The large central part of the reserve was coated with golden brown grass criss-crossed with paths for walkers and looking very dry, a reflection of the recent lack of rain. Within the grass were mats of restharrow and many of the yellow dandelion-like flowers of catsear. One area resembled a lunar landscape with many small craters where the surface had been dug out exposing the sand. Solitary wasps and small leafcutter bees had happily nested here.
Tall clumps of ragwort with bright yellow daisy-like flowers and deeply lobed green leaves were dotted around the central area.

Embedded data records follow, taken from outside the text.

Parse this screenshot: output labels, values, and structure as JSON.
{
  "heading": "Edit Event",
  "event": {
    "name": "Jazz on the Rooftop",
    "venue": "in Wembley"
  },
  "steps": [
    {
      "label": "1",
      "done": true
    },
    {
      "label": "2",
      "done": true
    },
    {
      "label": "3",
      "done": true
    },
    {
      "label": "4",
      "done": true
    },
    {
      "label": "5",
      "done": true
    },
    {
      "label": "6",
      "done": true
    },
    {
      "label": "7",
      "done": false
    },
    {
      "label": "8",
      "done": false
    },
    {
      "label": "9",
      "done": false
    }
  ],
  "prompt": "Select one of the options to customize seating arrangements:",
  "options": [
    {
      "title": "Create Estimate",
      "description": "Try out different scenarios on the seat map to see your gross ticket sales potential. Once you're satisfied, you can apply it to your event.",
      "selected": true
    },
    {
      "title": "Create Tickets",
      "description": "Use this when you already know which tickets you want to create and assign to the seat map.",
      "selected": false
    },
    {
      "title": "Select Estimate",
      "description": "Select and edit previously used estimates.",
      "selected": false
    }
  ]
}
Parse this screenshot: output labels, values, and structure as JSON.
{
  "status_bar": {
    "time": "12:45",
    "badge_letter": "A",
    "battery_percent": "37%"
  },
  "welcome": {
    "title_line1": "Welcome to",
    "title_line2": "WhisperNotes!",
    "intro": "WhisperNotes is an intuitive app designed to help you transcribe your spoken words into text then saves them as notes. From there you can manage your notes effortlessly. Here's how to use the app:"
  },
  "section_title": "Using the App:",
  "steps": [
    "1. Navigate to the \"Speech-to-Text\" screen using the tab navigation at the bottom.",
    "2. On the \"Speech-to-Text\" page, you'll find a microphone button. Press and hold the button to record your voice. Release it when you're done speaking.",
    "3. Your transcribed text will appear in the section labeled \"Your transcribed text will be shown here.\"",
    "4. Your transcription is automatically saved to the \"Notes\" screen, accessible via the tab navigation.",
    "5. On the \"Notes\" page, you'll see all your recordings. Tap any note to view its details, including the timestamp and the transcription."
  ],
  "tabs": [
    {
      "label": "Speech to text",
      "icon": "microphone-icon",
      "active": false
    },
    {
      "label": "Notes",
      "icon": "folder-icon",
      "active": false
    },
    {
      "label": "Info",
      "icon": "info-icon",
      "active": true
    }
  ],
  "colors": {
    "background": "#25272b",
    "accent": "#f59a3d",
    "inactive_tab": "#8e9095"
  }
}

This plant provides valuable habitat and food for invertebrates and I found one clump that had been appropriated by black caterpillars with prominent yellow bands. They were moving about, eating the leaves of the ragwort, voraciously consuming the greenery and destroying the upper parts of the plant. These are caterpillars of the cinnabar moth and as they feed, they assimilate some of the toxic alkaloids contained in ragwort, rendering themselves unpalatable to birds and other predators. It is said that their yellow stripes act as a warning to birds. Once fed and mature, the caterpillars dig themselves into the ground to spend 12 months or so as pupae before emerging as beautiful day-flying red and black moths. The adult moths live for a few weeks, feeding on nectar before mating and laying eggs on the ragwort leaves. The eggs grow into caterpillars and the cycle starts all over again. The cinnabar moth is entirely dependent on ragwort for its survival.
Towards the western end of the reserve, I found a large colony of flowering plants, perhaps suggesting damper conditions. Clumps of common mallow up to a metre tall dominated with their trumpet flowers composed of five deep pink petals each with purple stripes. At the centre of each flower was a mass of grey pollen-covered stamens emanating from a single stalk like a miniature bunch of flowers. Near the mallow, large areas were covered by a sprawling, scrambling plant richly covered with pea-like flowers above many small, spear-shaped, mid-green leaves. Flower colours varied from very pale to light blue, mauve and deep purple with some plants having several of these colour variants. One plant even had bright yellow flowers. This is Sand Lucerne, a fertile hybrid of lucerne and sickle medic, naturalised in East Anglia, where its two parents grow together, but now transplanted elsewhere.
There’s so much to see at the Maer and I could easily have spent several more hours looking about. But I had a train to catch so I headed back along the promenade and across the town towards the station.
Philip Strange is Emeritus Professor of Pharmacology at the University of Reading. He writes about science and about nature with a particular focus on how science fits in to society. His work may be read at http://philipstrange.wordpress.com/